START Data in this exercise
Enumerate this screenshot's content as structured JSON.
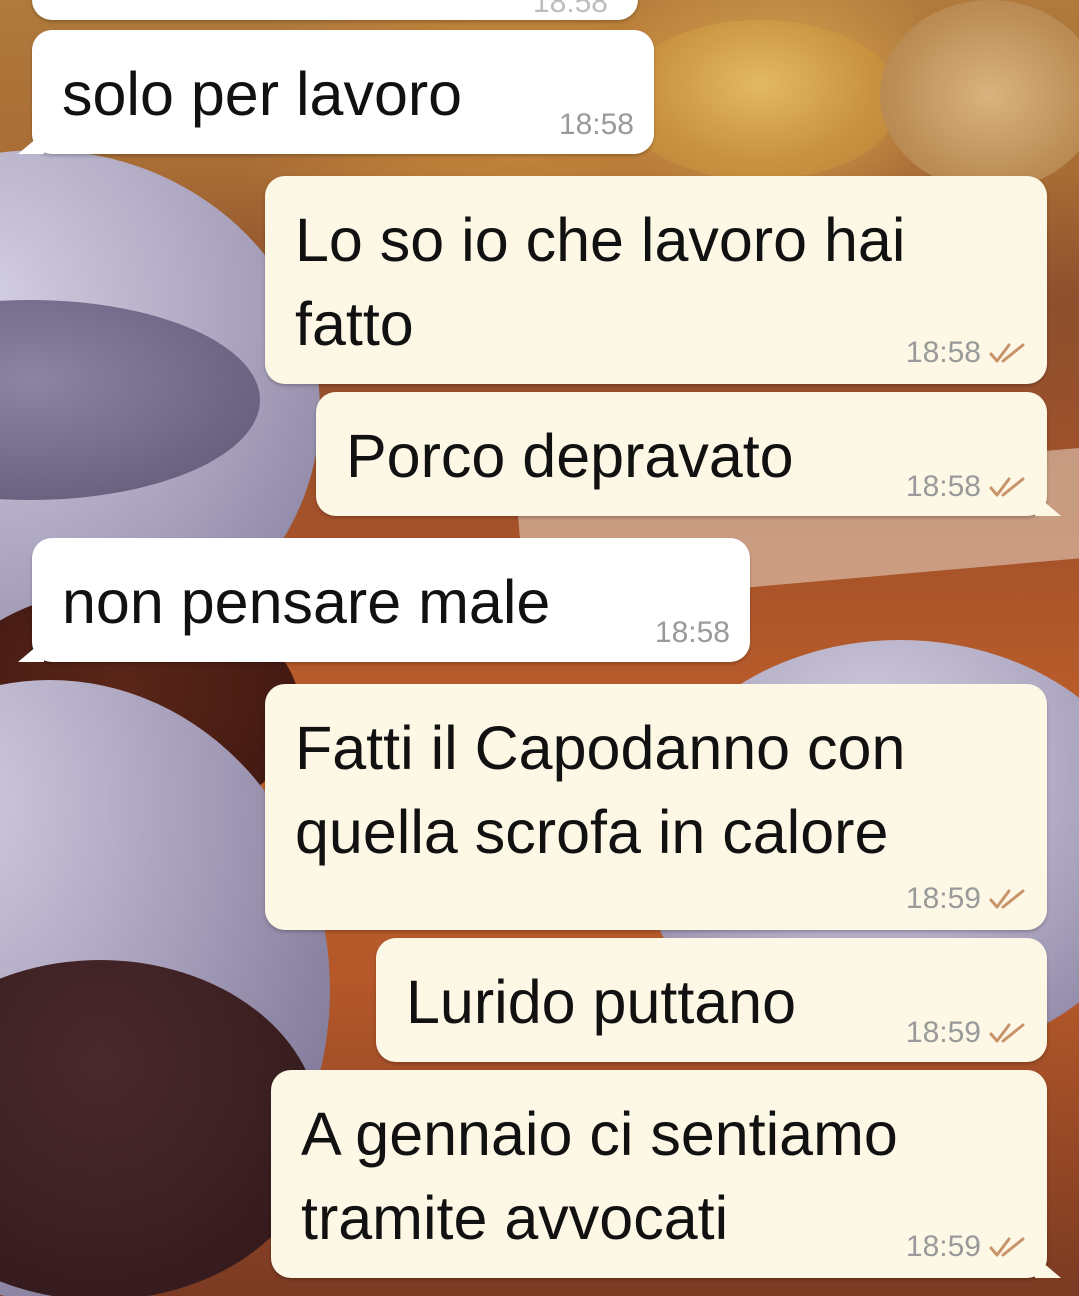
{
  "conversation": {
    "messages": [
      {
        "direction": "incoming",
        "text": "",
        "time": "18:58"
      },
      {
        "direction": "incoming",
        "text": "solo per lavoro",
        "time": "18:58"
      },
      {
        "direction": "outgoing",
        "text": "Lo so io che lavoro hai\nfatto",
        "time": "18:58",
        "status": "read"
      },
      {
        "direction": "outgoing",
        "text": "Porco depravato",
        "time": "18:58",
        "status": "read"
      },
      {
        "direction": "incoming",
        "text": "non pensare male",
        "time": "18:58"
      },
      {
        "direction": "outgoing",
        "text": "Fatti il Capodanno con\nquella scrofa in calore",
        "time": "18:59",
        "status": "read"
      },
      {
        "direction": "outgoing",
        "text": "Lurido puttano",
        "time": "18:59",
        "status": "read"
      },
      {
        "direction": "outgoing",
        "text": "A gennaio ci sentiamo\ntramite avvocati",
        "time": "18:59",
        "status": "read"
      }
    ]
  },
  "colors": {
    "incoming_bubble": "#ffffff",
    "outgoing_bubble": "#fdf7e6",
    "timestamp": "#9a9a9a",
    "read_ticks": "#c8946a"
  },
  "icons": {
    "read_receipt": "double-check-icon"
  }
}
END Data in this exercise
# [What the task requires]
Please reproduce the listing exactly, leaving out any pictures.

# [Result of this exercise]
Enumerate this screenshot's content as structured JSON.
{
  "conversation": {
    "messages": [
      {
        "direction": "incoming",
        "text": "",
        "time": "18:58"
      },
      {
        "direction": "incoming",
        "text": "solo per lavoro",
        "time": "18:58"
      },
      {
        "direction": "outgoing",
        "text": "Lo so io che lavoro hai\nfatto",
        "time": "18:58",
        "status": "read"
      },
      {
        "direction": "outgoing",
        "text": "Porco depravato",
        "time": "18:58",
        "status": "read"
      },
      {
        "direction": "incoming",
        "text": "non pensare male",
        "time": "18:58"
      },
      {
        "direction": "outgoing",
        "text": "Fatti il Capodanno con\nquella scrofa in calore",
        "time": "18:59",
        "status": "read"
      },
      {
        "direction": "outgoing",
        "text": "Lurido puttano",
        "time": "18:59",
        "status": "read"
      },
      {
        "direction": "outgoing",
        "text": "A gennaio ci sentiamo\ntramite avvocati",
        "time": "18:59",
        "status": "read"
      }
    ]
  },
  "colors": {
    "incoming_bubble": "#ffffff",
    "outgoing_bubble": "#fdf7e6",
    "timestamp": "#9a9a9a",
    "read_ticks": "#c8946a"
  },
  "icons": {
    "read_receipt": "double-check-icon"
  }
}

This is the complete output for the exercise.